Hugel & Fils is a winery in Riquewihr, Alsace, France. Hugel & Fils is one of the major producers of Alsace wine, and has been an important force in the Alsace wine industry in its developments during the second half of the 20th century.
Hugel & Fils produces its high-end wines from its own vineyards, and also operates a négociant business, which sources additional grapes under long-term contract from various growers. Hugel is highly export-oriented, with almost 80 percent of the wines produced being exported.
The Hugel family are members of the Primum Familiae Vini.
The company was founded in Riquewihr in 1639 by Hans Ulrich Hugel, who was a Swiss national who left his home country during the Thirty Years' War. It has remained in the hands of the Hugel family since then. As a logotype, they use a family crest which was carved in 1672, to decorate the doorway of a house built in Riquewihr by one of Hans Ulrich's sons
In 1902, Hugel & Fils, which was then managed by Frédéric Emile Hugel, moved to its present location in the centre of Riquewihr.
In the second half of the 20th century, Jean Hugel played a leading role in Hugel & Fils as well as in the Alsace wine industry in general. Jean Hugel and Hugel & Fils pioneered the reintroduction of late harvest wines in Alsace. The 1984 wine regulations setting down the requirements for Vendange Tardive and Sélection de Grains Nobles wines is usually referred to as "Hugel's Law". Wines in this style were also produced by Hugel before these designations had been invented, and some earlier versions were marketed using designations from the German wine classification, such as Beerenauslese.

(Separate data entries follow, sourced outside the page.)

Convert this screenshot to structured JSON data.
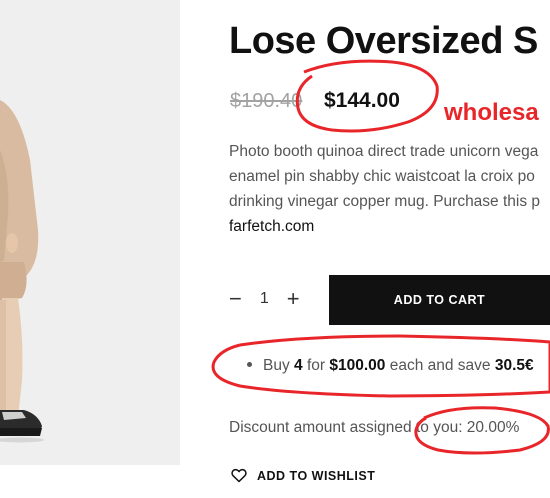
{
  "product": {
    "title": "Lose Oversized S",
    "price_old": "$190.40",
    "price_new": "$144.00",
    "description_lines": [
      "Photo booth quinoa direct trade unicorn vega",
      "enamel pin shabby chic waistcoat la croix po",
      "drinking vinegar copper mug. Purchase this p"
    ],
    "description_link": "farfetch.com"
  },
  "annotation": {
    "text": "wholesa",
    "color": "#e8262a"
  },
  "cart": {
    "minus_label": "−",
    "quantity": "1",
    "plus_label": "+",
    "add_to_cart_label": "ADD TO CART"
  },
  "offer": {
    "prefix": "Buy",
    "qty": "4",
    "for_text": "for",
    "price": "$100.00",
    "suffix": "each and save",
    "save": "30.5€"
  },
  "discount": {
    "text": "Discount amount assigned to you: 20.00%"
  },
  "wishlist": {
    "label": "ADD TO WISHLIST",
    "icon": "heart-icon"
  },
  "colors": {
    "accent_red": "#e8262a",
    "button_black": "#111111"
  }
}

Hugel & Fils hold slightly over 25 hectares (62 acres), all located around Riquewihr and almost half in vineyards allowed the Alsace Grand Cru designation. In addition, grapes from over 100 hectares (250 acres) of Alsace vineyards are bought in for the négociant business.
Hugel & Fils does not use the Alsace Grand Cru designation for any of their wines, although most of their top wines come from Grand Cru vineyards. Instead, Hugel uses its own quality designations. Although Hugel was a pioneer in sweet Alsace wines, only wines clearly marked as late harvest wines or special cuvées have noticeable residual sugar; the wines of the regular range are always dry. For wines at the Tradition level and above, Hugel typically releases the wines when they are judged to be ready for sale. Thus, at a given time, different vintages may be in distribution for wines of different grape varieties, and the sweet wines are often sold with several years of bottle age.

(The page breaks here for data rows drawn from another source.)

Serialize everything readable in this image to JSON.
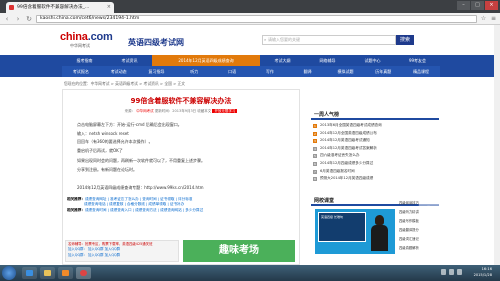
{
  "browser": {
    "tab_title": "99倍含着服软件不兼容解决办法_...",
    "tab_close": "×",
    "url": "kaoshi.china.com/cet6/news/234194-1.htm",
    "window_buttons": [
      "–",
      "□",
      "×"
    ],
    "nav": {
      "back": "‹",
      "forward": "›",
      "reload": "↻"
    },
    "star": "☆",
    "menu": "≡"
  },
  "site": {
    "logo_text": "china",
    "logo_tld": ".com",
    "logo_sub": "中华网考试",
    "name": "英语四级考试网",
    "search_placeholder": "请输入您要的关键",
    "search_button": "搜索"
  },
  "nav_row1": [
    "报考指南",
    "考试资讯",
    "2014年12月英语四级成绩查询",
    "考试大纲",
    "网络辅导",
    "试题中心",
    "99考友会"
  ],
  "nav_row2": [
    "考试报名",
    "考试动态",
    "复习指导",
    "听力",
    "口语",
    "写作",
    "翻译",
    "模拟试题",
    "历年真题",
    "精品课程"
  ],
  "nav_active": 2,
  "breadcrumb": "您现在的位置：中华网考试 > 英语四级考试 > 考试资讯 > 全国 > 正文",
  "article": {
    "title": "99倍含着服软件不兼容解决办法",
    "meta_source": "来源：",
    "meta_source_value": "中华网考试",
    "meta_date": "更新时间：2013年9月3日",
    "meta_fav": "收藏本文",
    "meta_btn": "开放无限学习",
    "paragraphs": [
      "点击电脑屏幕左下方：开始-运行-cmd 后确后会出现窗口。",
      "输入：netsh winsock reset",
      "回回车（有360的要选择允许本次操作）。",
      "重启机子后再试，就OK了",
      "如果出现同时会的问题，再刷新一次软件就可以了，不用重复上述步骤。",
      "分享到注册。有新问题在论坛时。"
    ],
    "link_line": "2014年12月英语四级成绩查询专题：http://www.99ks.cn/2014.htm",
    "related": [
      {
        "k": "相关推荐：",
        "v": "成绩查询网址 | 准考证忘了怎么办 | 查询时间 | 证书领取 | 评分标准"
      },
      {
        "k": "",
        "v": "成绩查询电话 | 成绩复核 | 合格分数线 | 成绩单领取 | 证书补办"
      },
      {
        "k": "相关推荐：",
        "v": "成绩查询时间 | 成绩查询入口 | 成绩查询方法 | 成绩查询网站 | 多少分算过"
      }
    ],
    "qq_line1": "名师辅导：抢票专区，购票下载率，英语四级425通关班",
    "qq_line2": "加入QQ群： 加入QQ群 加入QQ群",
    "qq_line3": "加入QQ群： 加入QQ群 加入QQ群",
    "ad_text": "趣味考场"
  },
  "sidebar": {
    "hot_title": "一周人气榜",
    "hot_items": [
      "2013年6月全国英语四级考试成绩查询",
      "2014年12月全国英语四级成绩公布",
      "2014年12月英语四级考试通知",
      "2014年12月英语四级考试答案解析",
      "四六级准考证丢失怎么办",
      "2014年12月四级成绩多少分算过",
      "6月英语四级报名时间",
      "预测大2014年12月英语四级成绩"
    ],
    "video_title": "网校课堂",
    "video_board": "英语四级 长难句",
    "video_list": [
      "四级阅读技巧",
      "四级听力精讲",
      "四级写作模板",
      "四级翻译提分",
      "四级词汇速记",
      "四级真题解析"
    ]
  },
  "watermark": "下载吧",
  "taskbar": {
    "clock_time": "16:16",
    "clock_date": "2015/1/28"
  }
}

Hugel's range of wines consist of the following levels:
- Dry wines
- Wines with residual sugar
- Hommage Jean Hugel - semi-sweet wines with less concentration and sweetness than the Vendange Tardive range. This range was introduced with the 1997 vintage to commemorate the companies 50th vintage under Jean Hugel. This level has been used sparingly.

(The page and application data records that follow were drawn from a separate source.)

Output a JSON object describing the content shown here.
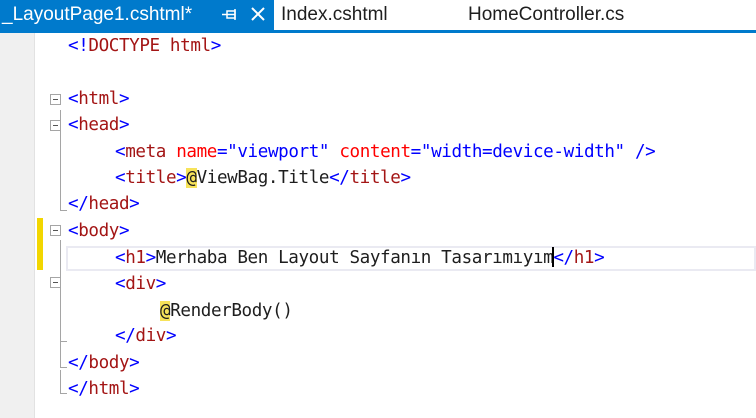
{
  "tabs": [
    {
      "label": "_LayoutPage1.cshtml*",
      "active": true
    },
    {
      "label": "Index.cshtml",
      "active": false
    },
    {
      "label": "HomeController.cs",
      "active": false
    }
  ],
  "tab_icons": {
    "pin": "pin-icon",
    "close": "close-icon"
  },
  "colors": {
    "accent": "#007acc",
    "tag": "#a31515",
    "bracket": "#0000ff",
    "attribute": "#ff0000",
    "razor_highlight": "#f7e35a"
  },
  "code": {
    "doctype": {
      "open": "<!",
      "name": "DOCTYPE html",
      "close": ">"
    },
    "html_open": {
      "open": "<",
      "name": "html",
      "close": ">"
    },
    "head_open": {
      "open": "<",
      "name": "head",
      "close": ">"
    },
    "meta": {
      "open": "<",
      "name": "meta",
      "attr1": "name",
      "eq": "=",
      "val1": "\"viewport\"",
      "attr2": "content",
      "val2": "\"width=device-width\"",
      "close": "/>"
    },
    "title": {
      "open": "<",
      "name": "title",
      "close": ">",
      "at": "@",
      "expr": "ViewBag.Title",
      "end_open": "</",
      "end_close": ">"
    },
    "head_close": {
      "open": "</",
      "name": "head",
      "close": ">"
    },
    "body_open": {
      "open": "<",
      "name": "body",
      "close": ">"
    },
    "h1": {
      "open": "<",
      "name": "h1",
      "close": ">",
      "text": "Merhaba Ben Layout Sayfanın Tasarımıyım",
      "end_open": "</",
      "end_close": ">"
    },
    "div_open": {
      "open": "<",
      "name": "div",
      "close": ">"
    },
    "render": {
      "at": "@",
      "expr": "RenderBody()"
    },
    "div_close": {
      "open": "</",
      "name": "div",
      "close": ">"
    },
    "body_close": {
      "open": "</",
      "name": "body",
      "close": ">"
    },
    "html_close": {
      "open": "</",
      "name": "html",
      "close": ">"
    }
  }
}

- Vendange Tardive - late harvest wines.
- Sélection de Grains Nobles - wines from botrytised grapes.
- Jancis Robinson, ed. (2006). "Hugel". Oxford Companion to Wine (Third ed.). Oxford: Oxford University Press. p. 347. ISBN 0-19-860990-6.
- Hugel & Fils: Savoir-faire, Tradition and Quality, accessed on June 11, 2009
- Primum Familiae Vini: Hugel - History Archived 2009-07-05 at the Wayback Machine, accessed on June 11, 2009
- Hugel & Fils: The Treasures of a wonderful Garden, accessed on June 10, 2009
- Hugel & Fils: Interactive "Hugel Earth" vineyard map, accessed on June 10, 2009
- Hugel & Fils: The Wines - Hugel, accessed on June 10, 2009
- Hugel & Fils: The Wines - Hugel Tradition, accessed on June 10, 2009
- Hugel & Fils: The Wines - Hugel Jubilee, accessed on June 10, 2009
- Hugel & Fils: The Wines - Vendange Tardive and Sélection de Grains Nobles, accessed on June 10, 2009